A.I. is only human
By Jeff Cockrell – If you applied for a mortgage, would you be comfortable with a computer using a collection of data about you to assess how likely you are to default on the loan?
If you applied for a job, would you be comfortable with the company’s human-resources department running your information through software that will determine how likely it is that you will, say, steal from the company, or leave the job within two years?
If you were arrested for a crime, would you be comfortable with the court plugging your personal data into an algorithm-based tool, which will then advise your judge on whether you should await trial in jail or at home? If you were convicted, would you be comfortable with the same tool weighing in on your sentencing?
Much of the hand-wringing about advances in artificial intelligence has been concerned with AI’s effects on the labor market. “AI will gradually invade almost all employment sectors, requiring a shift away from human labor that computers are able to take over,” reads a report of the 2015 study panel of Stanford’s One Hundred Year Study on Artificial Intelligence. But whether AI ultimately creates massive unemployment or inspires new, as-yet-unknown professional fields, its perils and promises extend beyond the job market.

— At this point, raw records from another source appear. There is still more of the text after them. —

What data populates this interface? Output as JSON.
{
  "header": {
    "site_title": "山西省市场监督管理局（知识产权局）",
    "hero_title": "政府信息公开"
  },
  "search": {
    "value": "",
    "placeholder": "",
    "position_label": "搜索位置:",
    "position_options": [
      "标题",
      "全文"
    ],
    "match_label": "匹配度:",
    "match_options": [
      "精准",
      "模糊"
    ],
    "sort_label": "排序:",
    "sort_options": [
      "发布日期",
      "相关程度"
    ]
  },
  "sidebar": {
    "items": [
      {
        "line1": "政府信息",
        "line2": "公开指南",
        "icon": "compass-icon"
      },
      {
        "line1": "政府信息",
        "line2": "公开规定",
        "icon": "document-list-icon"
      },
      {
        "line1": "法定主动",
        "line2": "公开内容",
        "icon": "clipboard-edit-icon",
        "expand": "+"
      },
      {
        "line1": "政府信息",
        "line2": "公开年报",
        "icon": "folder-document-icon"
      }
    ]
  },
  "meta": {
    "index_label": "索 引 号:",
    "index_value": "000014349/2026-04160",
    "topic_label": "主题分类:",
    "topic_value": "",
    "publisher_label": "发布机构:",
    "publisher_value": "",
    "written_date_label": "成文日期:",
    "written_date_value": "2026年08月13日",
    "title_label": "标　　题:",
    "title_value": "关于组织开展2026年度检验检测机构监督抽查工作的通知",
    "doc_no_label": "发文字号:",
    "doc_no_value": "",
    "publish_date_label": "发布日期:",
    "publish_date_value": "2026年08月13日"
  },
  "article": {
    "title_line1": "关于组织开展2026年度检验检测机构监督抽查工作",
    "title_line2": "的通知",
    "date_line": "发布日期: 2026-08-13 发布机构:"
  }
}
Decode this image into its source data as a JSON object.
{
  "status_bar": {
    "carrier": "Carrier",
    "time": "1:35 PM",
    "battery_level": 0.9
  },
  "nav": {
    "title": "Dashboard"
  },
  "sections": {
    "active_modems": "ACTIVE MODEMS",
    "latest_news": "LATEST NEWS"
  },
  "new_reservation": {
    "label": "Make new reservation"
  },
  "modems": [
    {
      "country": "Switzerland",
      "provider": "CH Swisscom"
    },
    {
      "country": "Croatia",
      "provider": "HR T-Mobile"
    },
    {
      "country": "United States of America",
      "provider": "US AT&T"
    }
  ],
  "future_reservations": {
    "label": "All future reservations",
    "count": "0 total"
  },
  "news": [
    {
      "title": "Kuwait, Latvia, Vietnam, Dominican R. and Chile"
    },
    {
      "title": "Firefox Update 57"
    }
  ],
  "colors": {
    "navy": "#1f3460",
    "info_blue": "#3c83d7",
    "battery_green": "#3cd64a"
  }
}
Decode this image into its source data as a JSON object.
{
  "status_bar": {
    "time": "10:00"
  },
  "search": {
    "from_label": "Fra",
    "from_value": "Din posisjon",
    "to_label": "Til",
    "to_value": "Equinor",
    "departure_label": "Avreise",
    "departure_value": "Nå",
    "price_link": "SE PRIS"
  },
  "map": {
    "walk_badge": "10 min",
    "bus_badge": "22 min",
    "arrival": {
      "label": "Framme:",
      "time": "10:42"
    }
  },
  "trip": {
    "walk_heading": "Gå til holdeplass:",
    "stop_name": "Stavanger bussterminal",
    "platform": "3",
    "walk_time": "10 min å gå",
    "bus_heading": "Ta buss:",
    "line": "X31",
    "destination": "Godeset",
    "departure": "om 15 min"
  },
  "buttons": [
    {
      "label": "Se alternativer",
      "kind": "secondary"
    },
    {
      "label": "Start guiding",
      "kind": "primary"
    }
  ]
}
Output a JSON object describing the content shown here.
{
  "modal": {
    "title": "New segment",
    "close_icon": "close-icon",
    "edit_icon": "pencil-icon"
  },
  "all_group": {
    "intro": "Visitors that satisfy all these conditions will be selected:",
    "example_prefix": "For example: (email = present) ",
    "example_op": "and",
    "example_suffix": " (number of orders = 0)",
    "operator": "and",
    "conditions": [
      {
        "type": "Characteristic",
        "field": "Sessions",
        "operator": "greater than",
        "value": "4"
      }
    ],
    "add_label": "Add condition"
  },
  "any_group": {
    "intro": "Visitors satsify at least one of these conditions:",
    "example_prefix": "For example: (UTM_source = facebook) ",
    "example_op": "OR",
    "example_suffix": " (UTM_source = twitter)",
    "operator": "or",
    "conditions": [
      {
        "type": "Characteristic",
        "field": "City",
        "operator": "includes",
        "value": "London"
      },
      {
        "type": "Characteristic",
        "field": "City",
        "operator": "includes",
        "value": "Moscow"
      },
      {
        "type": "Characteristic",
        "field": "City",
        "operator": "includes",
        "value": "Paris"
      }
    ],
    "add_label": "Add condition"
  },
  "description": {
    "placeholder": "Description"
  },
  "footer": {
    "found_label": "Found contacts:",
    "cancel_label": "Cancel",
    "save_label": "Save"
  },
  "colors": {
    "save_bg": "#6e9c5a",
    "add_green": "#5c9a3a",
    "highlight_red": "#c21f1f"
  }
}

By replacing human decision-making with automated processes, we can make businesses and public institutions more effective and efficient—or further entrench systemic biases, institutionalize discrimination, and exacerbate inequalities.
It’s an axiom of computing that results are dependent on inputs: garbage in, garbage out.
What if companies’ machine-learning projects come up with analyses that, while logical and algorithmically based, are premised on faulty assumptions or mismeasured data?
What if these analyses lead to bad or ethically questionable decisions—either among business leaders or among policy makers and public authorities? more>